## EXERCISE BRIEF
Extract each line from the entries below that has the string "title" in it.

(Stored records)
┄┄┄┄┄┄┄┄┄┄

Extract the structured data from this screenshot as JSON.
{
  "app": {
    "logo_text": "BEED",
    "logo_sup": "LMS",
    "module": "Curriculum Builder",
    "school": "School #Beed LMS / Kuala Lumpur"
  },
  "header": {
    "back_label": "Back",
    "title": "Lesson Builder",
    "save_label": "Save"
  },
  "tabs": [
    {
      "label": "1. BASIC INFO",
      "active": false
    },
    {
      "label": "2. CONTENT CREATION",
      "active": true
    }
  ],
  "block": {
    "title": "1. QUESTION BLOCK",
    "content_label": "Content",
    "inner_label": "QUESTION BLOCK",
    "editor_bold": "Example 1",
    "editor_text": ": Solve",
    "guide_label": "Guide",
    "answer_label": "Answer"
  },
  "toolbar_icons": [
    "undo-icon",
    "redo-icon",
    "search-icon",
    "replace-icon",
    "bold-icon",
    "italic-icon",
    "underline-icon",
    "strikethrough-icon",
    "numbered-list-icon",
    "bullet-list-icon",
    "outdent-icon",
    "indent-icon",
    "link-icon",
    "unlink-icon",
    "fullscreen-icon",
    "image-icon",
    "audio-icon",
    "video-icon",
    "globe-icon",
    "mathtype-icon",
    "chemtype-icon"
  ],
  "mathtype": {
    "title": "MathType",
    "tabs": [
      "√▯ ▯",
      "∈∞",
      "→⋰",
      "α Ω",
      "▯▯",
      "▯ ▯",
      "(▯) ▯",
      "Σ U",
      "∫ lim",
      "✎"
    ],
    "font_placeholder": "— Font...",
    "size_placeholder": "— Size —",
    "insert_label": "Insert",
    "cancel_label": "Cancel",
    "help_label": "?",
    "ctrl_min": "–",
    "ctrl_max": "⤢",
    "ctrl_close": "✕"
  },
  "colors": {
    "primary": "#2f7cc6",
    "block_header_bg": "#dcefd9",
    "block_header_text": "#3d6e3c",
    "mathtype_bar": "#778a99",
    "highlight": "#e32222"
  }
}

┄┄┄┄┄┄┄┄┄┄

## THE ANSWER
    "title": "Lesson Builder",
    "title": "1. QUESTION BLOCK",
    "title": "MathType",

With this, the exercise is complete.